◆ **Work instructions**
Return all lines in the data where the string "Ctrl" can be found.

◆ **Data shown**
---+---

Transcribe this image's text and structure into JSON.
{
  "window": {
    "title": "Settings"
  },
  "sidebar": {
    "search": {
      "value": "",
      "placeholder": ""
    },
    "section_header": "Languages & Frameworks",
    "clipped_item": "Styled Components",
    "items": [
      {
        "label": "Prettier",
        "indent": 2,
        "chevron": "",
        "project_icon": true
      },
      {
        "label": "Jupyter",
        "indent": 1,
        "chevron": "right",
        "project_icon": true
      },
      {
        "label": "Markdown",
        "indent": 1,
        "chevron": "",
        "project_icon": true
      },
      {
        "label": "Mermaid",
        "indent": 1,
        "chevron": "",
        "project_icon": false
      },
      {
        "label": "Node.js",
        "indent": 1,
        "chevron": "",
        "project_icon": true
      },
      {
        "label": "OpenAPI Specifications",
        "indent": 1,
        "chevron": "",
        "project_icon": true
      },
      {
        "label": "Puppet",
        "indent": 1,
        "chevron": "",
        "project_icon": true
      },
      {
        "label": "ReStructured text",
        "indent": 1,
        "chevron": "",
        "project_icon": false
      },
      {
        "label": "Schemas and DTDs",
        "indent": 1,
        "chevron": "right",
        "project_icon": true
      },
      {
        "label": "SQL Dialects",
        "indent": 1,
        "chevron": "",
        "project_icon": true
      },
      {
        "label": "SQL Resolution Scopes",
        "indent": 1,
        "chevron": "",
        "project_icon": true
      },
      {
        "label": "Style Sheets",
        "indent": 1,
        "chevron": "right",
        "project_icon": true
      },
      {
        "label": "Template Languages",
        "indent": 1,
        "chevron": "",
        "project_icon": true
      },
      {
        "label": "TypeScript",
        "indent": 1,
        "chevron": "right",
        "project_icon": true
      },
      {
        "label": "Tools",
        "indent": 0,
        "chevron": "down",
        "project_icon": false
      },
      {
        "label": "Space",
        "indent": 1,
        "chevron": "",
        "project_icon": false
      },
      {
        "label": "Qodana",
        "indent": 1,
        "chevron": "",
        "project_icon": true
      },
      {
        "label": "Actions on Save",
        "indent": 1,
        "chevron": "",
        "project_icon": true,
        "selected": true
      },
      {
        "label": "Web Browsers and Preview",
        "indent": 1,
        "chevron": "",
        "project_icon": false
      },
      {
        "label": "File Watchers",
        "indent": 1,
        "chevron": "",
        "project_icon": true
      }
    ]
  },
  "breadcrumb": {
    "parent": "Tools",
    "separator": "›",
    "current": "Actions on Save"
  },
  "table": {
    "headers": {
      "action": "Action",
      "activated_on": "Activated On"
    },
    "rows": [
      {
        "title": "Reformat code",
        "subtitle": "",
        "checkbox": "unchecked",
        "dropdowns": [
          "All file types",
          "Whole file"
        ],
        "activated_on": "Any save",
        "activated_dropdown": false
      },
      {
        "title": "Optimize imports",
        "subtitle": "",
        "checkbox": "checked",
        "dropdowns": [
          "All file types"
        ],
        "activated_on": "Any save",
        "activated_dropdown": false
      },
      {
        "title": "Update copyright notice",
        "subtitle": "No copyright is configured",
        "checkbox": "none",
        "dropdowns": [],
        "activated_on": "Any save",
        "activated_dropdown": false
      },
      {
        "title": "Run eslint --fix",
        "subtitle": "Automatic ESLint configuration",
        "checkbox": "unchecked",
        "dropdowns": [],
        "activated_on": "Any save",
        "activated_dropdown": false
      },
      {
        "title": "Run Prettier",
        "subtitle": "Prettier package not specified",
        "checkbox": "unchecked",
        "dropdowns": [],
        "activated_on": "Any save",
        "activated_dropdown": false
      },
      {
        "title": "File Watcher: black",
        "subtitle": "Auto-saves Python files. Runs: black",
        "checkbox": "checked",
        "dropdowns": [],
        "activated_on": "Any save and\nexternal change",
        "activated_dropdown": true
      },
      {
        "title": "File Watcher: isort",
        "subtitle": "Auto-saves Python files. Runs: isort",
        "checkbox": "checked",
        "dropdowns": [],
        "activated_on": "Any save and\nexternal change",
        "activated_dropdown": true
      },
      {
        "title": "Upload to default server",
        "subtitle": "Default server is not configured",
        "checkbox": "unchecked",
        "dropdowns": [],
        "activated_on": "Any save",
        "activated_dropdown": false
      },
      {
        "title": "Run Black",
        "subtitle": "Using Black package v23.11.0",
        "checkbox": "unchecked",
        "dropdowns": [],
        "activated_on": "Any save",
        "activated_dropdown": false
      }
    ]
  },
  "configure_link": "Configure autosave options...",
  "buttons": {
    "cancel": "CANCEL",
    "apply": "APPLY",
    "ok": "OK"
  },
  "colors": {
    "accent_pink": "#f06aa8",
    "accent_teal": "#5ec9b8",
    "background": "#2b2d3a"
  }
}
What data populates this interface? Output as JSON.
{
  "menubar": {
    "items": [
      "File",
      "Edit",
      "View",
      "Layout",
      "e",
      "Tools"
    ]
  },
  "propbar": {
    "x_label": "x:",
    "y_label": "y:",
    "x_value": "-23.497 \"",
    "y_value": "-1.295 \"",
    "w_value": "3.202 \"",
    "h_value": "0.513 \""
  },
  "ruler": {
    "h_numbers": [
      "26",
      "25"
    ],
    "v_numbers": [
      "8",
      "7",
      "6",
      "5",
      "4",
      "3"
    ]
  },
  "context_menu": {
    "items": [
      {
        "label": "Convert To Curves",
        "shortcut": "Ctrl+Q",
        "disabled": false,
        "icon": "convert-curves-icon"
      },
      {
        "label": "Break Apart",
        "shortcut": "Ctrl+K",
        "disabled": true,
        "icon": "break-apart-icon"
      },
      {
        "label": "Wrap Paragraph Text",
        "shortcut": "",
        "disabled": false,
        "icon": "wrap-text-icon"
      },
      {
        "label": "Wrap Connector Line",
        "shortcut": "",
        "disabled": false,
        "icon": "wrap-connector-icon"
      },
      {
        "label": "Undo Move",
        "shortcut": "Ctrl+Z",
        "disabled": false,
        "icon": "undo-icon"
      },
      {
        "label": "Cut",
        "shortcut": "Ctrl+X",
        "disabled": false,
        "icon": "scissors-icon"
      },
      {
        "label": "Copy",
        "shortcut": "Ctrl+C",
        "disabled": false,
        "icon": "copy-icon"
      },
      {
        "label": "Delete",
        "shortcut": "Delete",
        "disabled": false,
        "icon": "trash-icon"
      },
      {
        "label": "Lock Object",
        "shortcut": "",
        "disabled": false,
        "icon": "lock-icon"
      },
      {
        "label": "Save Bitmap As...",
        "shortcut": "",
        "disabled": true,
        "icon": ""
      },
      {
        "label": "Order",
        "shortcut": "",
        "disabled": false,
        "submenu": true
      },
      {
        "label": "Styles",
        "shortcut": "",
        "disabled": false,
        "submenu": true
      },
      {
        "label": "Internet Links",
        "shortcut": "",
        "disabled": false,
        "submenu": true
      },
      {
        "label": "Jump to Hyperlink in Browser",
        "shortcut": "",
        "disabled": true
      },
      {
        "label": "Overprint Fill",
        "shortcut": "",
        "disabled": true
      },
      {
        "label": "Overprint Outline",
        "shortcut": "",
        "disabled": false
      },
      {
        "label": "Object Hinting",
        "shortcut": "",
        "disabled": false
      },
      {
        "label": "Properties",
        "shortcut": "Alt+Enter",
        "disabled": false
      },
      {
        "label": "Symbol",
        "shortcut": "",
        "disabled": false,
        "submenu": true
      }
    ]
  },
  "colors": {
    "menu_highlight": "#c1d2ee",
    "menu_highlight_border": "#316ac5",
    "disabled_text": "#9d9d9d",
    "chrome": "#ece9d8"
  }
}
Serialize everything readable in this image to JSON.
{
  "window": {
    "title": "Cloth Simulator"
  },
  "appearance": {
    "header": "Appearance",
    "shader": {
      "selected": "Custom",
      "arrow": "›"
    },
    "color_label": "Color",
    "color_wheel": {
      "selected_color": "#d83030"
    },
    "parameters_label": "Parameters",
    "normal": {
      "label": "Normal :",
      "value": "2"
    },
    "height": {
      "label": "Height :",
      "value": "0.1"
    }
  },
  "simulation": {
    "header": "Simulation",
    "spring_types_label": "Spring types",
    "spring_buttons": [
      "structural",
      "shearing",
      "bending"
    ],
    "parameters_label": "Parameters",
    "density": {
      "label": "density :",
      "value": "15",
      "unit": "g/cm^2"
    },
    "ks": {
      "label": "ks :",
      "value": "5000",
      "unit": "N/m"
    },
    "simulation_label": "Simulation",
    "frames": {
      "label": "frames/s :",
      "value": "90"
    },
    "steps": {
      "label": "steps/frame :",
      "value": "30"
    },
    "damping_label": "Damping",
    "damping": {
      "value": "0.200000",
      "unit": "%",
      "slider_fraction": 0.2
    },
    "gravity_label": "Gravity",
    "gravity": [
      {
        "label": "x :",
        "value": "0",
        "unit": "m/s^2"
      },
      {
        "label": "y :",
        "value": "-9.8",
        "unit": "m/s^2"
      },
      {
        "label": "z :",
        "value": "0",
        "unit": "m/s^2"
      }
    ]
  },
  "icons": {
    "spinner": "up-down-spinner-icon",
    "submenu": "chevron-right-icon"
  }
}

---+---

◆ **Solution**
        "shortcut": "Ctrl+Q",
        "shortcut": "Ctrl+K",
        "shortcut": "Ctrl+Z",
        "shortcut": "Ctrl+X",
        "shortcut": "Ctrl+C",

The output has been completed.